The problem with hiking is this: I think I like it. At least, most of the time I think I do, which is how we found ourselves crawling over rocks, sweating through three layers of clothing, and gasping like drowning people.
Why does hiking always sound so great? And how do I repeatedly forget the experience and fall into the same trap over and over? In the moment, it just feels like some sort of hellish punishment with no end. And this particular trail had enough obstacles involved that there was no pausing to take in the scenery for fear of tripping, unless forced to pause because of the crippling burning in the leg/chest area.
I will say this: the hike had a lovely view at the end going for it. It also had a downhill return trip going for it. Which is, I think, how hiking works its voodoo on me. When my lasting impression is eating lunch on a rocky cliff looking over the hills and eastern plains, followed by a speedy and almost effortless (although ankle-crunching) descent, by the time we get to the car I'm all, "I'm so glad we did that! We are so outdoorsy! I'm not in pain, I just have the pleasantly tired feeling like I spent a long day at the beach!"
Fortunately, we made the wise plan to pay a visit to the New Belgium brewery afterwards, and although it was insanely crowded, and we looked and smelled like a pair of ragamuffins, sampling cold free beer was a perfect bookend to the day. And I will most likely go hiking again.

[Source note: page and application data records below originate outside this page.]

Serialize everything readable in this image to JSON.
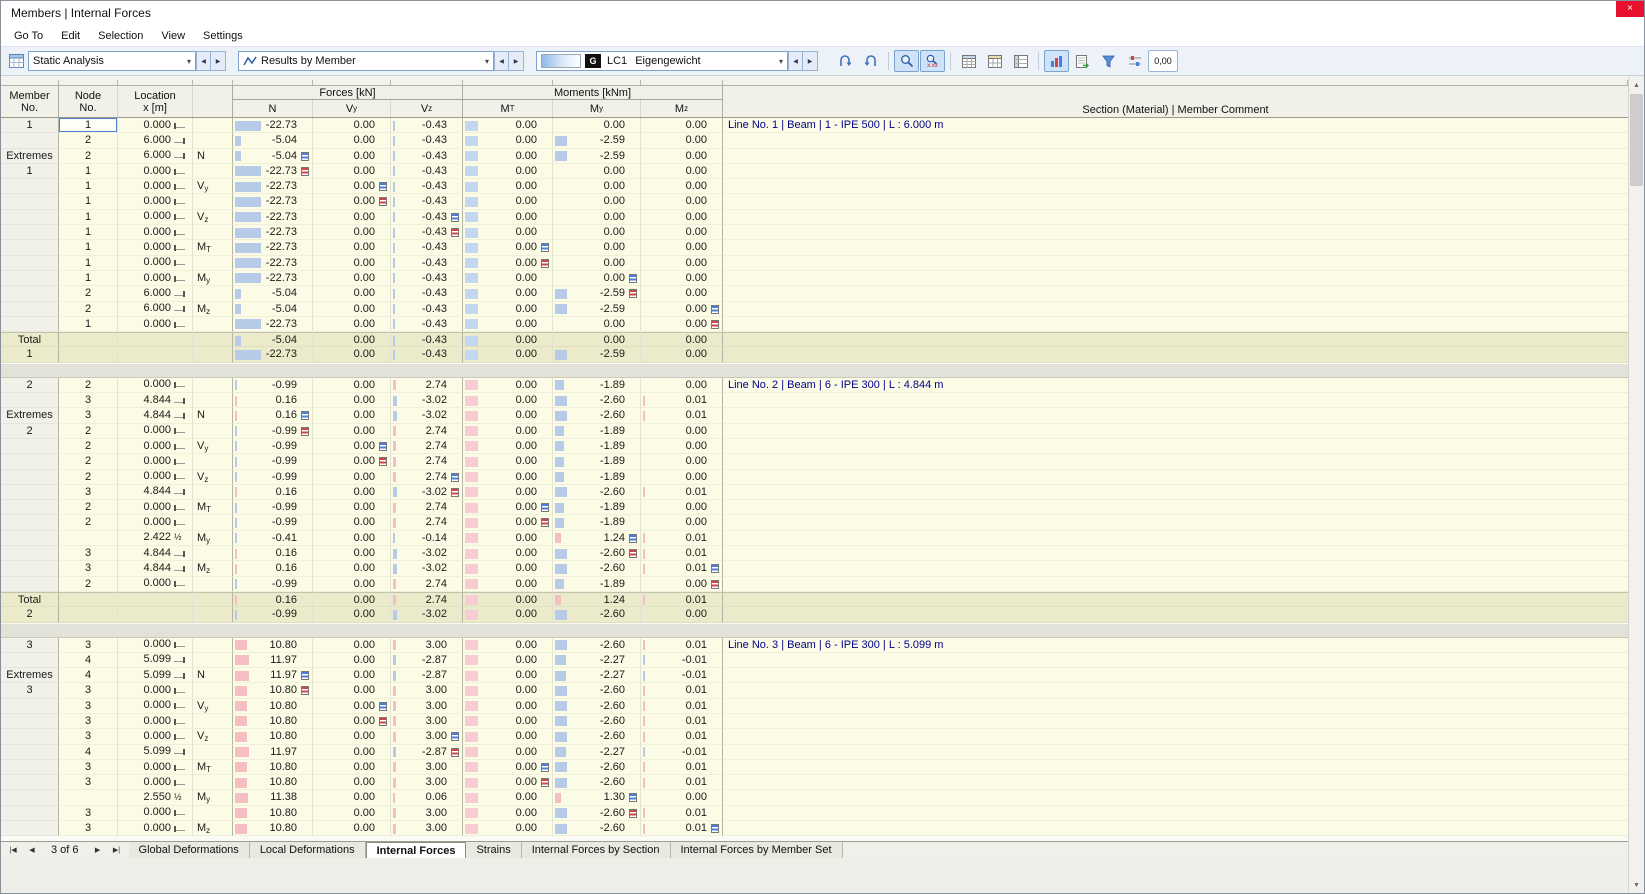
{
  "window": {
    "title": "Members | Internal Forces",
    "close_icon": "×"
  },
  "menu": {
    "items": [
      "Go To",
      "Edit",
      "Selection",
      "View",
      "Settings"
    ]
  },
  "toolbar": {
    "analysis_type": "Static Analysis",
    "results_mode": "Results by Member",
    "load_type_badge": "G",
    "load_case": "LC1",
    "load_case_name": "Eigengewicht",
    "decimal_places_label": "0,00",
    "values_icon_label": "x.xx",
    "prev_icon": "◀",
    "next_icon": "▶",
    "chevron_icon": "▾",
    "scroll_up_icon": "▲",
    "scroll_down_icon": "▼"
  },
  "colors": {
    "bar_negative_blue": "#b7cbe9",
    "bar_positive_pink": "#f5bec3",
    "mt_zero_blue": "#c3d7f0",
    "mt_zero_pink": "#f7ccd2",
    "row_bg": "#fcfce6",
    "total_bg": "#ebebcb",
    "header_bg": "#f1f1ea",
    "comment_text": "#00008b",
    "max_marker": "#4a7de0",
    "min_marker": "#d04545",
    "active_tool_bg": "#cfe3f8"
  },
  "table": {
    "headers": {
      "member": [
        "Member",
        "No."
      ],
      "node": [
        "Node",
        "No."
      ],
      "location": [
        "Location",
        "x [m]"
      ],
      "forces_group": "Forces [kN]",
      "moments_group": "Moments [kNm]",
      "columns": [
        "N",
        "Vy",
        "Vz",
        "MT",
        "My",
        "Mz"
      ],
      "comment": "Section (Material) | Member Comment"
    },
    "loc_half": "½",
    "groups": [
      {
        "id": "1",
        "mt_zero": "blue",
        "rows": [
          {
            "m": "1",
            "n": "1",
            "x": "0.000",
            "sfx": "s",
            "v": [
              "-22.73",
              "0.00",
              "-0.43",
              "0.00",
              "0.00",
              "0.00"
            ],
            "sel": true,
            "cm": "Line No. 1 | Beam | 1 - IPE 500 | L : 6.000 m"
          },
          {
            "n": "2",
            "x": "6.000",
            "sfx": "e",
            "v": [
              "-5.04",
              "0.00",
              "-0.43",
              "0.00",
              "-2.59",
              "0.00"
            ]
          },
          {
            "m": "Extremes",
            "n": "2",
            "x": "6.000",
            "sfx": "e",
            "e": "N",
            "v": [
              "-5.04",
              "0.00",
              "-0.43",
              "0.00",
              "-2.59",
              "0.00"
            ],
            "ic": 0,
            "it": "max"
          },
          {
            "m": "1",
            "n": "1",
            "x": "0.000",
            "sfx": "s",
            "v": [
              "-22.73",
              "0.00",
              "-0.43",
              "0.00",
              "0.00",
              "0.00"
            ],
            "ic": 0,
            "it": "min"
          },
          {
            "n": "1",
            "x": "0.000",
            "sfx": "s",
            "e": "Vy",
            "v": [
              "-22.73",
              "0.00",
              "-0.43",
              "0.00",
              "0.00",
              "0.00"
            ],
            "ic": 1,
            "it": "max"
          },
          {
            "n": "1",
            "x": "0.000",
            "sfx": "s",
            "v": [
              "-22.73",
              "0.00",
              "-0.43",
              "0.00",
              "0.00",
              "0.00"
            ],
            "ic": 1,
            "it": "min"
          },
          {
            "n": "1",
            "x": "0.000",
            "sfx": "s",
            "e": "Vz",
            "v": [
              "-22.73",
              "0.00",
              "-0.43",
              "0.00",
              "0.00",
              "0.00"
            ],
            "ic": 2,
            "it": "max"
          },
          {
            "n": "1",
            "x": "0.000",
            "sfx": "s",
            "v": [
              "-22.73",
              "0.00",
              "-0.43",
              "0.00",
              "0.00",
              "0.00"
            ],
            "ic": 2,
            "it": "min"
          },
          {
            "n": "1",
            "x": "0.000",
            "sfx": "s",
            "e": "MT",
            "v": [
              "-22.73",
              "0.00",
              "-0.43",
              "0.00",
              "0.00",
              "0.00"
            ],
            "ic": 3,
            "it": "max"
          },
          {
            "n": "1",
            "x": "0.000",
            "sfx": "s",
            "v": [
              "-22.73",
              "0.00",
              "-0.43",
              "0.00",
              "0.00",
              "0.00"
            ],
            "ic": 3,
            "it": "min"
          },
          {
            "n": "1",
            "x": "0.000",
            "sfx": "s",
            "e": "My",
            "v": [
              "-22.73",
              "0.00",
              "-0.43",
              "0.00",
              "0.00",
              "0.00"
            ],
            "ic": 4,
            "it": "max"
          },
          {
            "n": "2",
            "x": "6.000",
            "sfx": "e",
            "v": [
              "-5.04",
              "0.00",
              "-0.43",
              "0.00",
              "-2.59",
              "0.00"
            ],
            "ic": 4,
            "it": "min"
          },
          {
            "n": "2",
            "x": "6.000",
            "sfx": "e",
            "e": "Mz",
            "v": [
              "-5.04",
              "0.00",
              "-0.43",
              "0.00",
              "-2.59",
              "0.00"
            ],
            "ic": 5,
            "it": "max"
          },
          {
            "n": "1",
            "x": "0.000",
            "sfx": "s",
            "v": [
              "-22.73",
              "0.00",
              "-0.43",
              "0.00",
              "0.00",
              "0.00"
            ],
            "ic": 5,
            "it": "min"
          },
          {
            "tt": "t",
            "m": "Total",
            "v": [
              "-5.04",
              "0.00",
              "-0.43",
              "0.00",
              "0.00",
              "0.00"
            ]
          },
          {
            "tt": "t",
            "m": "1",
            "v": [
              "-22.73",
              "0.00",
              "-0.43",
              "0.00",
              "-2.59",
              "0.00"
            ]
          }
        ]
      },
      {
        "id": "2",
        "mt_zero": "pink",
        "rows": [
          {
            "m": "2",
            "n": "2",
            "x": "0.000",
            "sfx": "s",
            "v": [
              "-0.99",
              "0.00",
              "2.74",
              "0.00",
              "-1.89",
              "0.00"
            ],
            "cm": "Line No. 2 | Beam | 6 - IPE 300 | L : 4.844 m"
          },
          {
            "n": "3",
            "x": "4.844",
            "sfx": "e",
            "v": [
              "0.16",
              "0.00",
              "-3.02",
              "0.00",
              "-2.60",
              "0.01"
            ]
          },
          {
            "m": "Extremes",
            "n": "3",
            "x": "4.844",
            "sfx": "e",
            "e": "N",
            "v": [
              "0.16",
              "0.00",
              "-3.02",
              "0.00",
              "-2.60",
              "0.01"
            ],
            "ic": 0,
            "it": "max"
          },
          {
            "m": "2",
            "n": "2",
            "x": "0.000",
            "sfx": "s",
            "v": [
              "-0.99",
              "0.00",
              "2.74",
              "0.00",
              "-1.89",
              "0.00"
            ],
            "ic": 0,
            "it": "min"
          },
          {
            "n": "2",
            "x": "0.000",
            "sfx": "s",
            "e": "Vy",
            "v": [
              "-0.99",
              "0.00",
              "2.74",
              "0.00",
              "-1.89",
              "0.00"
            ],
            "ic": 1,
            "it": "max"
          },
          {
            "n": "2",
            "x": "0.000",
            "sfx": "s",
            "v": [
              "-0.99",
              "0.00",
              "2.74",
              "0.00",
              "-1.89",
              "0.00"
            ],
            "ic": 1,
            "it": "min"
          },
          {
            "n": "2",
            "x": "0.000",
            "sfx": "s",
            "e": "Vz",
            "v": [
              "-0.99",
              "0.00",
              "2.74",
              "0.00",
              "-1.89",
              "0.00"
            ],
            "ic": 2,
            "it": "max"
          },
          {
            "n": "3",
            "x": "4.844",
            "sfx": "e",
            "v": [
              "0.16",
              "0.00",
              "-3.02",
              "0.00",
              "-2.60",
              "0.01"
            ],
            "ic": 2,
            "it": "min"
          },
          {
            "n": "2",
            "x": "0.000",
            "sfx": "s",
            "e": "MT",
            "v": [
              "-0.99",
              "0.00",
              "2.74",
              "0.00",
              "-1.89",
              "0.00"
            ],
            "ic": 3,
            "it": "max"
          },
          {
            "n": "2",
            "x": "0.000",
            "sfx": "s",
            "v": [
              "-0.99",
              "0.00",
              "2.74",
              "0.00",
              "-1.89",
              "0.00"
            ],
            "ic": 3,
            "it": "min"
          },
          {
            "x": "2.422",
            "sfx": "h",
            "e": "My",
            "v": [
              "-0.41",
              "0.00",
              "-0.14",
              "0.00",
              "1.24",
              "0.01"
            ],
            "ic": 4,
            "it": "max"
          },
          {
            "n": "3",
            "x": "4.844",
            "sfx": "e",
            "v": [
              "0.16",
              "0.00",
              "-3.02",
              "0.00",
              "-2.60",
              "0.01"
            ],
            "ic": 4,
            "it": "min"
          },
          {
            "n": "3",
            "x": "4.844",
            "sfx": "e",
            "e": "Mz",
            "v": [
              "0.16",
              "0.00",
              "-3.02",
              "0.00",
              "-2.60",
              "0.01"
            ],
            "ic": 5,
            "it": "max"
          },
          {
            "n": "2",
            "x": "0.000",
            "sfx": "s",
            "v": [
              "-0.99",
              "0.00",
              "2.74",
              "0.00",
              "-1.89",
              "0.00"
            ],
            "ic": 5,
            "it": "min"
          },
          {
            "tt": "t",
            "m": "Total",
            "v": [
              "0.16",
              "0.00",
              "2.74",
              "0.00",
              "1.24",
              "0.01"
            ]
          },
          {
            "tt": "t",
            "m": "2",
            "v": [
              "-0.99",
              "0.00",
              "-3.02",
              "0.00",
              "-2.60",
              "0.00"
            ]
          }
        ]
      },
      {
        "id": "3",
        "mt_zero": "pink",
        "rows": [
          {
            "m": "3",
            "n": "3",
            "x": "0.000",
            "sfx": "s",
            "v": [
              "10.80",
              "0.00",
              "3.00",
              "0.00",
              "-2.60",
              "0.01"
            ],
            "cm": "Line No. 3 | Beam | 6 - IPE 300 | L : 5.099 m"
          },
          {
            "n": "4",
            "x": "5.099",
            "sfx": "e",
            "v": [
              "11.97",
              "0.00",
              "-2.87",
              "0.00",
              "-2.27",
              "-0.01"
            ]
          },
          {
            "m": "Extremes",
            "n": "4",
            "x": "5.099",
            "sfx": "e",
            "e": "N",
            "v": [
              "11.97",
              "0.00",
              "-2.87",
              "0.00",
              "-2.27",
              "-0.01"
            ],
            "ic": 0,
            "it": "max"
          },
          {
            "m": "3",
            "n": "3",
            "x": "0.000",
            "sfx": "s",
            "v": [
              "10.80",
              "0.00",
              "3.00",
              "0.00",
              "-2.60",
              "0.01"
            ],
            "ic": 0,
            "it": "min"
          },
          {
            "n": "3",
            "x": "0.000",
            "sfx": "s",
            "e": "Vy",
            "v": [
              "10.80",
              "0.00",
              "3.00",
              "0.00",
              "-2.60",
              "0.01"
            ],
            "ic": 1,
            "it": "max"
          },
          {
            "n": "3",
            "x": "0.000",
            "sfx": "s",
            "v": [
              "10.80",
              "0.00",
              "3.00",
              "0.00",
              "-2.60",
              "0.01"
            ],
            "ic": 1,
            "it": "min"
          },
          {
            "n": "3",
            "x": "0.000",
            "sfx": "s",
            "e": "Vz",
            "v": [
              "10.80",
              "0.00",
              "3.00",
              "0.00",
              "-2.60",
              "0.01"
            ],
            "ic": 2,
            "it": "max"
          },
          {
            "n": "4",
            "x": "5.099",
            "sfx": "e",
            "v": [
              "11.97",
              "0.00",
              "-2.87",
              "0.00",
              "-2.27",
              "-0.01"
            ],
            "ic": 2,
            "it": "min"
          },
          {
            "n": "3",
            "x": "0.000",
            "sfx": "s",
            "e": "MT",
            "v": [
              "10.80",
              "0.00",
              "3.00",
              "0.00",
              "-2.60",
              "0.01"
            ],
            "ic": 3,
            "it": "max"
          },
          {
            "n": "3",
            "x": "0.000",
            "sfx": "s",
            "v": [
              "10.80",
              "0.00",
              "3.00",
              "0.00",
              "-2.60",
              "0.01"
            ],
            "ic": 3,
            "it": "min"
          },
          {
            "x": "2.550",
            "sfx": "h",
            "e": "My",
            "v": [
              "11.38",
              "0.00",
              "0.06",
              "0.00",
              "1.30",
              "0.00"
            ],
            "ic": 4,
            "it": "max"
          },
          {
            "n": "3",
            "x": "0.000",
            "sfx": "s",
            "v": [
              "10.80",
              "0.00",
              "3.00",
              "0.00",
              "-2.60",
              "0.01"
            ],
            "ic": 4,
            "it": "min"
          },
          {
            "n": "3",
            "x": "0.000",
            "sfx": "s",
            "e": "Mz",
            "v": [
              "10.80",
              "0.00",
              "3.00",
              "0.00",
              "-2.60",
              "0.01"
            ],
            "ic": 5,
            "it": "max"
          }
        ]
      }
    ]
  },
  "footer": {
    "pager": "3 of 6",
    "nav_icons": [
      "|◀",
      "◀",
      "▶",
      "▶|"
    ],
    "tabs": [
      {
        "label": "Global Deformations",
        "active": false
      },
      {
        "label": "Local Deformations",
        "active": false
      },
      {
        "label": "Internal Forces",
        "active": true
      },
      {
        "label": "Strains",
        "active": false
      },
      {
        "label": "Internal Forces by Section",
        "active": false
      },
      {
        "label": "Internal Forces by Member Set",
        "active": false
      }
    ]
  }
}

(I did take pictures, but on my regular old camera, so the film isn't developed yet. Sorry.)